“It’s kind of like a blood pressure cuff,” she continued. “It’s flexible material, it fills up with coolant and it pushes up against your head. That’s unique in the market. There are no other caps that fit any head shape or size like our cap does.”

A neoprene cap then covers the wrap to ensure the wrap stays close to the scalp with no air pockets. Once properly fitted by a trained nurse, a 30-minute pre-freeze begins to get the patient acclimated to the cold temperature. The DigniCap is worn during infusion, as well as post infusion. The length of time post cooling is determined for half the life of the drug administered.

Bourestom shared that while the Scalp Cooling System is proven to be effective, the organization cannot guarantee no hair loss.

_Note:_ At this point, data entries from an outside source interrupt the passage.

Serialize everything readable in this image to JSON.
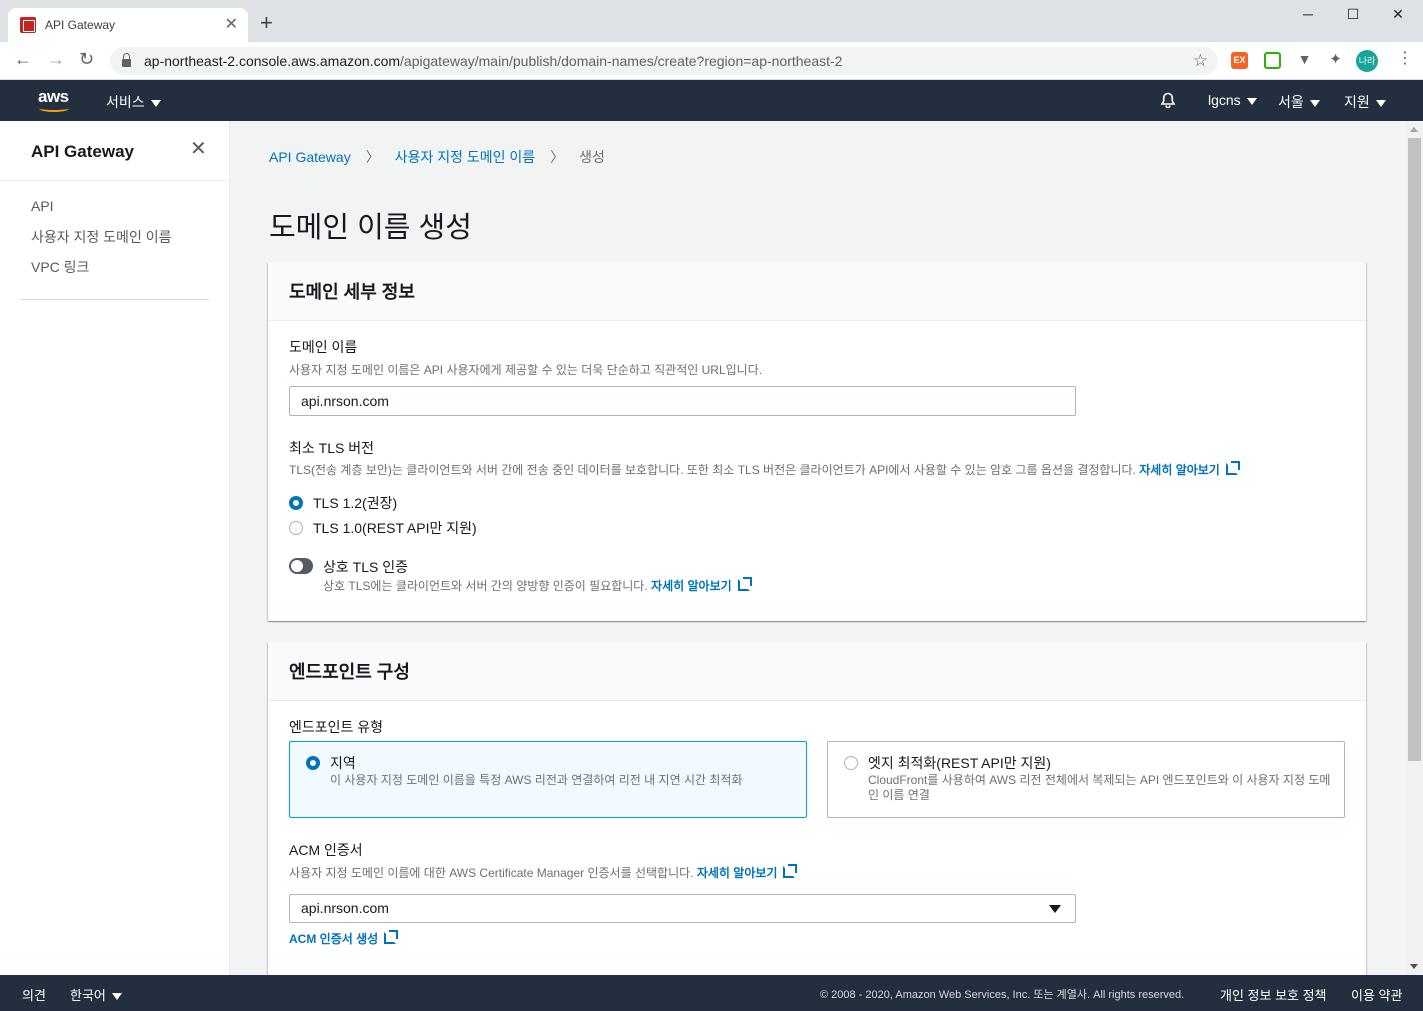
{
  "browser": {
    "tab_title": "API Gateway",
    "new_tab": "+",
    "url_host": "ap-northeast-2.console.aws.amazon.com",
    "url_path": "/apigateway/main/publish/domain-names/create?region=ap-northeast-2",
    "profile_initials": "나라",
    "window_controls": [
      "─",
      "☐",
      "✕"
    ]
  },
  "aws_nav": {
    "logo": "aws",
    "services": "서비스",
    "account": "lgcns",
    "region": "서울",
    "support": "지원"
  },
  "sidebar": {
    "title": "API Gateway",
    "items": [
      {
        "label": "API"
      },
      {
        "label": "사용자 지정 도메인 이름"
      },
      {
        "label": "VPC 링크"
      }
    ]
  },
  "breadcrumb": {
    "items": [
      "API Gateway",
      "사용자 지정 도메인 이름"
    ],
    "current": "생성"
  },
  "page_title": "도메인 이름 생성",
  "domain_details": {
    "heading": "도메인 세부 정보",
    "domain_name_label": "도메인 이름",
    "domain_name_desc": "사용자 지정 도메인 이름은 API 사용자에게 제공할 수 있는 더욱 단순하고 직관적인 URL입니다.",
    "domain_name_value": "api.nrson.com",
    "tls_label": "최소 TLS 버전",
    "tls_desc": "TLS(전송 계층 보안)는 클라이언트와 서버 간에 전송 중인 데이터를 보호합니다. 또한 최소 TLS 버전은 클라이언트가 API에서 사용할 수 있는 암호 그룹 옵션을 결정합니다.",
    "learn_more": "자세히 알아보기",
    "tls_options": [
      {
        "label": "TLS 1.2(권장)",
        "checked": true
      },
      {
        "label": "TLS 1.0(REST API만 지원)",
        "checked": false
      }
    ],
    "mutual_tls_label": "상호 TLS 인증",
    "mutual_tls_desc": "상호 TLS에는 클라이언트와 서버 간의 양방향 인증이 필요합니다.",
    "mutual_tls_enabled": false
  },
  "endpoint_config": {
    "heading": "엔드포인트 구성",
    "type_label": "엔드포인트 유형",
    "options": [
      {
        "title": "지역",
        "desc": "이 사용자 지정 도메인 이름을 특정 AWS 리전과 연결하여 리전 내 지연 시간 최적화",
        "selected": true
      },
      {
        "title": "엣지 최적화(REST API만 지원)",
        "desc": "CloudFront를 사용하여 AWS 리전 전체에서 복제되는 API 엔드포인트와 이 사용자 지정 도메인 이름 연결",
        "selected": false
      }
    ],
    "acm_label": "ACM 인증서",
    "acm_desc": "사용자 지정 도메인 이름에 대한 AWS Certificate Manager 인증서를 선택합니다.",
    "acm_value": "api.nrson.com",
    "acm_create_link": "ACM 인증서 생성"
  },
  "footer": {
    "feedback": "의견",
    "language": "한국어",
    "copyright": "© 2008 - 2020, Amazon Web Services, Inc. 또는 계열사. All rights reserved.",
    "privacy": "개인 정보 보호 정책",
    "terms": "이용 약관"
  },
  "colors": {
    "aws_nav_bg": "#232f3e",
    "link": "#0073bb",
    "selected_tile_border": "#00a1c9",
    "aws_orange": "#ff9900"
  }
}
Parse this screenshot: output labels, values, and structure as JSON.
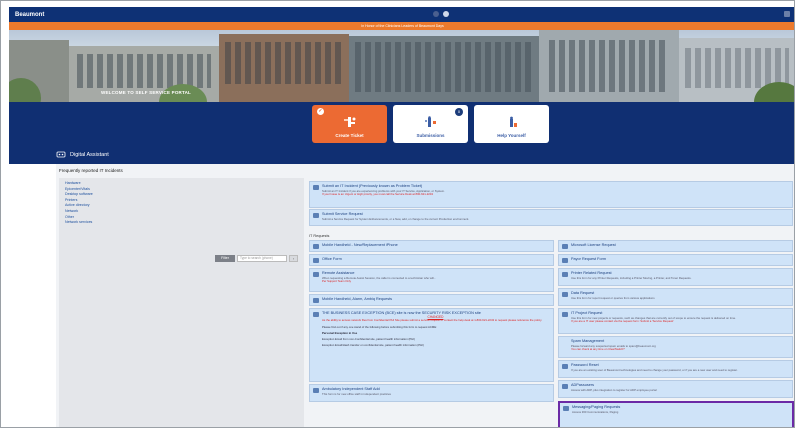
{
  "header": {
    "brand": "Beaumont",
    "banner": "In Honor of the Clinicians Leaders of Beaumont Days"
  },
  "hero": {
    "welcome": "WELCOME TO SELF SERVICE PORTAL"
  },
  "tiles": [
    {
      "label": "Create Ticket"
    },
    {
      "label": "Submissions",
      "badge": "0"
    },
    {
      "label": "Help Yourself"
    }
  ],
  "assistant": {
    "title": "Digital Assistant"
  },
  "frequent": {
    "heading": "Frequently reported IT Incidents",
    "items": [
      "Hardware",
      "Epicenter/Vitals",
      "Desktop software",
      "Printers",
      "Active directory",
      "Network",
      "Other",
      "Network services"
    ],
    "filter_label": "Filter",
    "search_placeholder": "Type to search (phone)",
    "search_button": "›"
  },
  "top_cards": [
    {
      "title": "Submit an IT Incident (Previously known as Problem Ticket)",
      "desc": "Submit an IT Incident if you are experiencing problems with your IT Service, Application, or System.",
      "note": "If your Issue is an Urgent or High priority, you must call the Service Desk at 800-621-2243"
    },
    {
      "title": "Submit Service Request",
      "desc": "Submit a Service Request for System Enhancements, or a New, add, or change to the current Production environment."
    }
  ],
  "requests_heading": "IT Requests",
  "left_cards": [
    {
      "title": "Mobile Handheld - New/Replacement iPhone"
    },
    {
      "title": "Office Form"
    },
    {
      "title": "Remote Assistance",
      "desc": "When requesting a Remote Assist Session, the caller is connected to a technician who will...",
      "note": "Per Support Team Only"
    },
    {
      "title": "Mobile Handheld, Alarm, Ambiq Requests"
    },
    {
      "title": "THE BUSINESS CASE EXCEPTION (BCE) site is now the SECURITY RISK EXCEPTION site",
      "link": "CHANGED",
      "note": "As the ability to access network files from Confidential PHI Site please submit a service request or contact the help desk at 1-800-621-2243 to request please reference the policy.",
      "para": "Please find out if any one stand of the following before submitting this form to request ACME:",
      "rules": [
        "Personal Exception in Use",
        "Exception Email from non-Confidential site, patient health information (PHI)",
        "Exception Email/Hash transfer on confidential site, patient health information (PHI)"
      ]
    },
    {
      "title": "Ambulatory Independent Staff Add",
      "desc": "This form is for new office staff in independent practices"
    }
  ],
  "right_cards": [
    {
      "title": "Microsoft License Request"
    },
    {
      "title": "Payor Request Form"
    },
    {
      "title": "Printer Related Request",
      "desc": "Use this form for any Printer Requests, including a Printer Moving, a Printer, and Toner Requests."
    },
    {
      "title": "Data Request",
      "desc": "Use this form for report request or queries from various applications"
    },
    {
      "title": "IT Project Request",
      "desc": "Use this form for new projects or requests, such as changes that are currently out of scope to ensure the request is delivered on time.",
      "note": "If you are a IT user please contact via the request form: Submit a 'Service Request'"
    },
    {
      "title": "Spam Management",
      "desc": "Please forward any suspected spam emails to spam@beaumont.org",
      "note": "You can check at any time on ClearSwitch?"
    },
    {
      "title": "Password Reset",
      "desc": "If you are an existing user of Beaumont technologies and need to change your password, or if you are a new user and need to register."
    },
    {
      "title": "ADPassusers",
      "desc": "Access with ADP, plus integration to register for ADP employee portal"
    },
    {
      "title": "Messaging/Paging Requests",
      "desc": "Access 360 Communications, Paging"
    }
  ]
}
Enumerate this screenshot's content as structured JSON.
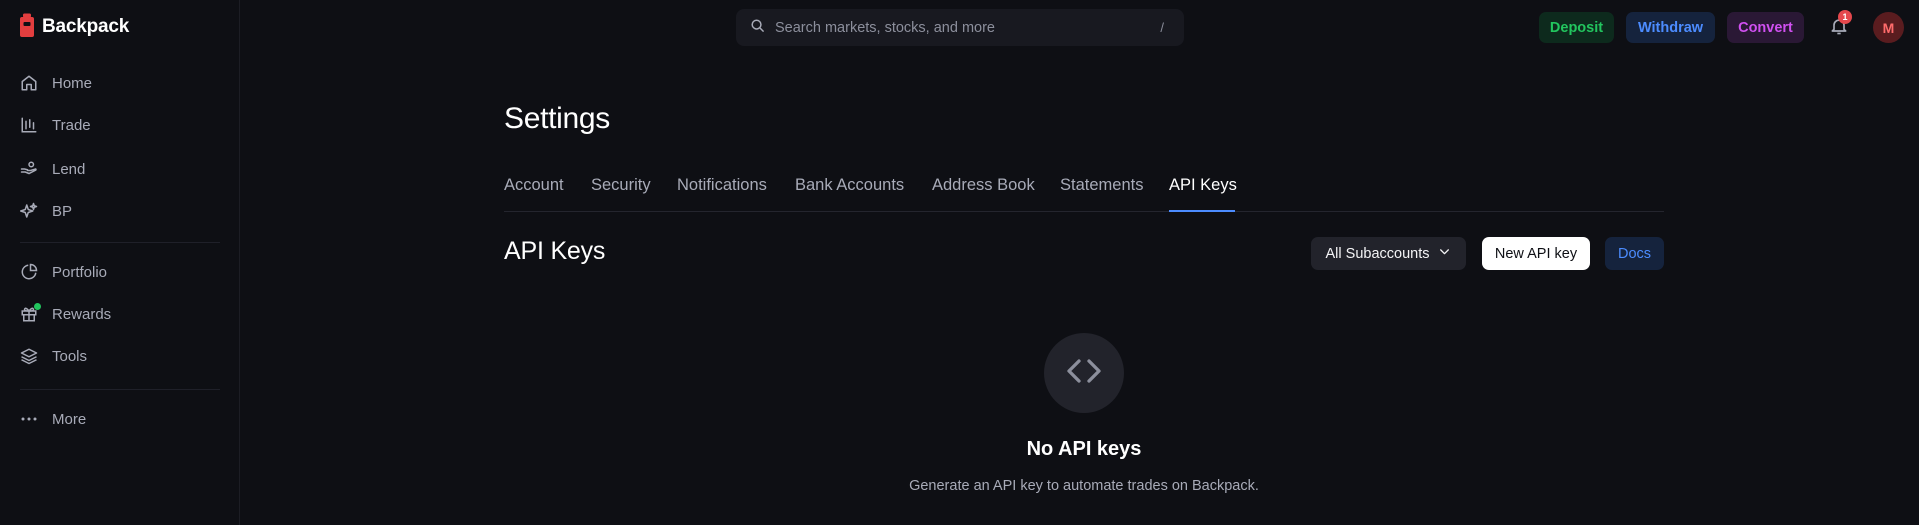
{
  "app": {
    "name": "Backpack",
    "logo_icon": "backpack-logo-icon",
    "brand_color": "#e33e3f"
  },
  "sidebar": {
    "primary": [
      {
        "label": "Home",
        "icon": "home-icon"
      },
      {
        "label": "Trade",
        "icon": "chart-icon"
      },
      {
        "label": "Lend",
        "icon": "hand-coins-icon"
      },
      {
        "label": "BP",
        "icon": "sparkles-icon"
      }
    ],
    "secondary": [
      {
        "label": "Portfolio",
        "icon": "pie-chart-icon"
      },
      {
        "label": "Rewards",
        "icon": "gift-icon",
        "has_indicator": true
      },
      {
        "label": "Tools",
        "icon": "layers-icon"
      }
    ],
    "more": {
      "label": "More",
      "icon": "ellipsis-icon"
    }
  },
  "header": {
    "search": {
      "placeholder": "Search markets, stocks, and more",
      "shortcut": "/"
    },
    "actions": {
      "deposit": "Deposit",
      "withdraw": "Withdraw",
      "convert": "Convert"
    },
    "notifications": {
      "count": "1"
    },
    "avatar_initial": "M"
  },
  "settings": {
    "title": "Settings",
    "tabs": [
      "Account",
      "Security",
      "Notifications",
      "Bank Accounts",
      "Address Book",
      "Statements",
      "API Keys"
    ],
    "active_tab": "API Keys"
  },
  "api_keys": {
    "title": "API Keys",
    "subaccount_filter": "All Subaccounts",
    "new_key_label": "New API key",
    "docs_label": "Docs",
    "empty_state": {
      "icon": "code-icon",
      "title": "No API keys",
      "description": "Generate an API key to automate trades on Backpack."
    }
  },
  "colors": {
    "accent": "#4c8cff",
    "deposit": "#22c55e",
    "convert": "#d050f0",
    "badge": "#e5484d"
  }
}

“When we talk about our efficacy rate or success rate, it’s hard,” she confided, noting that a variety of factors can contribute to the ultimate success rate of the system. Simple things such as age, prior smoking history, overall health prior to diagnosis, as well as observance of guidelines given once a patient begins using the system.

“There are times that patients do all that they’ve been advised and still may not have a good outcome,” she continued, adding that the pivotal trial showed that 66 percent of patients were able to keep 50 percent of their hair.

“That’s considered success,” she stated. “The patient perception of how you look and what is “success” with scalp cooling is one of the most difficult. It’s really hard to help patients and doctors and nurses understand how to talk about that.”

Not only does Bourestom feel spreading the word of the DigniCap Scalp Cooling System is important, but so is awareness by way of insurance providers. At present time most providers in California do not offer coverage or a reimbursement for the cooling system. There are, however, a number of organizations that offer subsidies to help cover the cost of DigniCap.

“We’re very much trying to work toward standardized reimbursement,” she said, “so that patients and health care providers know what to expect when they’re looking at whether to do this treatment or not. We’re just not there yet.”

One thing noted that is most helpful is for a patient to submit a claim, even if the provider shares it’s not covered. The codes must still be put in and are tracked. The more tracked and denied, the stronger the case for standardizing coverage.

“Even if they deny your claim, it still gets tracked as somebody who wanted to use it,” Bourestom noted. “All of that helps us to build a case with payors that this is something the patients want and the patients should have access to.”

For information on DigniCap Scalp Cooling System or to contact a clinical expert, visit

“Cancer is hard enough. To have to lose your hair and deal with that and deal with the uncertainty of what you’re going to look like when you wake up tomorrow morning, that’s just a really hard thing,” Bourestom concluded. “Our hope is that patients don’t have to deal with that. We want to give them an option to do scalp cooling, minimize hair loss and have some sense of privacy and control during their treatment.”